In a sermon preached on-line last Sunday, Robert Steiner, the minister of the Rondebosch United Church in Cape Town, reflected on a painting by the 17th century French artist Nicolas Poussin depicting Peter and John healing a blind beggar at the “Beautiful Gate” outside the Temple in Jerusalem. What makes that gate beautiful, says Robert, is not its architecture, size, or history, but the way it becomes a gateway to new life and possibility. In Jesus’s day not everyone was allowed to pass through that gate into the Temple, and there were many that did but did not see the begging people sitting near the gate as lovable let alone beautiful.. But the painting depicts one moment when the gate lives up to its name. It is when Peter and John bend down towards the beggar lying before them and enable him to start life again. They have no silver or gold to give him; all they can give the man is the good news that God loves him and wants to make him whole. How beautiful their feet must have appeared to the beggar! They were not well-shod feet hastening past; they were dirty and dusty, hardened by much walking on the hills of Galilee. But they were beautiful feet because they brought the good news of Jesus that that the beggar was lovable and beautiful as a human being created in God’s image. So he grasped Peter’s outstretched hand and “jumping up” as Acts tells us. “he began to walk,” entered the Temple “leaping and praising God.” His dignity as a human being had been restored, he had been raised to new life. In that instance the gate became truly beautiful.

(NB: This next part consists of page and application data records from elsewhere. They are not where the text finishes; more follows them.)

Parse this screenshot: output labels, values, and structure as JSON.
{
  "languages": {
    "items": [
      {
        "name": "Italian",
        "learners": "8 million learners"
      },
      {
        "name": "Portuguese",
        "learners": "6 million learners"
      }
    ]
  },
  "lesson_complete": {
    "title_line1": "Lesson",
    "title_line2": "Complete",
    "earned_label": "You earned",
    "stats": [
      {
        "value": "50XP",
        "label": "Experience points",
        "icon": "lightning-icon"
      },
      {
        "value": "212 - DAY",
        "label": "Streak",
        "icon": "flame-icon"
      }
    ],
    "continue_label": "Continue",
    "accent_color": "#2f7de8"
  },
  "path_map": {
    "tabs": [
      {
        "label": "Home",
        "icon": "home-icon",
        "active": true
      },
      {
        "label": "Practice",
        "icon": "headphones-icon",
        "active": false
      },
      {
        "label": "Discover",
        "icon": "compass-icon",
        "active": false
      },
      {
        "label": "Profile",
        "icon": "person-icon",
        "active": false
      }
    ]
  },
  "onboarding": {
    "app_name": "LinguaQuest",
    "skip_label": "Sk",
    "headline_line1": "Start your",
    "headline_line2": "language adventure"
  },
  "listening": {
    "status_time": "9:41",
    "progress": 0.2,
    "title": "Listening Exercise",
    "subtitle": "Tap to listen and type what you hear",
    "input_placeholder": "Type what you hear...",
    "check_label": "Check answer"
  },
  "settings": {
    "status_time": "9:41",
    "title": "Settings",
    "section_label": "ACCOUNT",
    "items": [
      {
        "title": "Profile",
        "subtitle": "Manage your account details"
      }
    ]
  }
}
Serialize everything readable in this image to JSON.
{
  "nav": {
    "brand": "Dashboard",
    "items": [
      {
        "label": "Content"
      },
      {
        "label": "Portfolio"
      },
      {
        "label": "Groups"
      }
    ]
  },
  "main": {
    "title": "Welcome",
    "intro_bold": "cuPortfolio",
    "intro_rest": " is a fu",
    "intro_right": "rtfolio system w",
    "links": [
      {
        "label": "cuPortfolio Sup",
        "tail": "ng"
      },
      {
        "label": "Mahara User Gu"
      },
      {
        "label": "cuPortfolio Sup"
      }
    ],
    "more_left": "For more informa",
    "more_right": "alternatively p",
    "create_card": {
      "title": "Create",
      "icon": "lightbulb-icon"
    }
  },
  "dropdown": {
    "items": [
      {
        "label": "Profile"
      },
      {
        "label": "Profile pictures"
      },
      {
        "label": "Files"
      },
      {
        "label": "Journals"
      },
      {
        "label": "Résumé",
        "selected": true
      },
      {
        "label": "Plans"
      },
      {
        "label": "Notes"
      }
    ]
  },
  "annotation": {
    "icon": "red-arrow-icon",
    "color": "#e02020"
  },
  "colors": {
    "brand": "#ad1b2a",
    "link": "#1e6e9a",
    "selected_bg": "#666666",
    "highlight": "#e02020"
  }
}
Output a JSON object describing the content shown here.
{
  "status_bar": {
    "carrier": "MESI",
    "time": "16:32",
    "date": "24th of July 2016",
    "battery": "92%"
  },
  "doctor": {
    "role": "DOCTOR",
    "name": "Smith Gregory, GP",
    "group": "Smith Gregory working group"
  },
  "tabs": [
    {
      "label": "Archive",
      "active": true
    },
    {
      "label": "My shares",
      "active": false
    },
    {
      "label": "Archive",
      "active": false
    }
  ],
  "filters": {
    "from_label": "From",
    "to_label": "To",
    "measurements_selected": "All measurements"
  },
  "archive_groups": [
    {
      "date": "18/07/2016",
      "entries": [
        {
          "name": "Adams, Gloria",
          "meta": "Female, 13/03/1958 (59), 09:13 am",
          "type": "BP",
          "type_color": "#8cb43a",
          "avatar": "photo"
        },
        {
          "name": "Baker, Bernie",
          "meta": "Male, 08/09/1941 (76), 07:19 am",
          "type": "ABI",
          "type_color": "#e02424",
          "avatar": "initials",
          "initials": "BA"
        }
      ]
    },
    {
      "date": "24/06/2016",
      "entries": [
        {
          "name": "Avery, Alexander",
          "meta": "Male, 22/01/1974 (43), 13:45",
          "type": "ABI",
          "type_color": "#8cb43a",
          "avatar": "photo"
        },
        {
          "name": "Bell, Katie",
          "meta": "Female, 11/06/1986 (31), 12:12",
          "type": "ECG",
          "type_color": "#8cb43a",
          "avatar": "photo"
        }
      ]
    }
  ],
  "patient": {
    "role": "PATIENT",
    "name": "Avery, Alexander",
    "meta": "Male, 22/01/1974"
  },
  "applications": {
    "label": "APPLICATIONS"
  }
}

The remarkable generosity of many people during the Corona virus pandemic is truly beautiful, but the beauty does not lie in the money that is given much as that is desperately needed whether in large or small amounts. What is beautiful is the concern, solidarity and humanity that lies behind the generosity; what is beautiful is the fact that people reach out to others in need; what is beautiful is the love that is expressed through self-giving often at considerable risk. How beautiful are the feet of those who bring the good news of God’s healing and saving love to those in need, especially during this pandemic. That is something to celebrate, to jump up with the risen beggar and praise God.
John de Gruchy
Volmoed 30 April 2020